# MATERIAL PROVIDED:
━━━━━━━━━━
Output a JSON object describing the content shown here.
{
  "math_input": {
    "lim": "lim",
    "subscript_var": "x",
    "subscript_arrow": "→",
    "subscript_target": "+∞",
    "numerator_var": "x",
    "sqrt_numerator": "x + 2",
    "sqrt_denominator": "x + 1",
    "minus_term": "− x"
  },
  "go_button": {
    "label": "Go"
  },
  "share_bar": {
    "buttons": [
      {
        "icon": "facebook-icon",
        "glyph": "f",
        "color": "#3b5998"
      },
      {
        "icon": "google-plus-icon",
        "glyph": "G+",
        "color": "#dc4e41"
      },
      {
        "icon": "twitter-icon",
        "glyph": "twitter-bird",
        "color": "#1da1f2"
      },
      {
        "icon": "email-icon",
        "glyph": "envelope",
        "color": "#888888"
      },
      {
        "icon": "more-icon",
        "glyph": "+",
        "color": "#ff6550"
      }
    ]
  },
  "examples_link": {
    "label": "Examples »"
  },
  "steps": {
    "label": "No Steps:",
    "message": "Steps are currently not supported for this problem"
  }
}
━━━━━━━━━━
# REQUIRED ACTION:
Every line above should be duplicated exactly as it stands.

# RESPONSE BELOW:
Output a JSON object describing the content shown here.
{
  "math_input": {
    "lim": "lim",
    "subscript_var": "x",
    "subscript_arrow": "→",
    "subscript_target": "+∞",
    "numerator_var": "x",
    "sqrt_numerator": "x + 2",
    "sqrt_denominator": "x + 1",
    "minus_term": "− x"
  },
  "go_button": {
    "label": "Go"
  },
  "share_bar": {
    "buttons": [
      {
        "icon": "facebook-icon",
        "glyph": "f",
        "color": "#3b5998"
      },
      {
        "icon": "google-plus-icon",
        "glyph": "G+",
        "color": "#dc4e41"
      },
      {
        "icon": "twitter-icon",
        "glyph": "twitter-bird",
        "color": "#1da1f2"
      },
      {
        "icon": "email-icon",
        "glyph": "envelope",
        "color": "#888888"
      },
      {
        "icon": "more-icon",
        "glyph": "+",
        "color": "#ff6550"
      }
    ]
  },
  "examples_link": {
    "label": "Examples »"
  },
  "steps": {
    "label": "No Steps:",
    "message": "Steps are currently not supported for this problem"
  }
}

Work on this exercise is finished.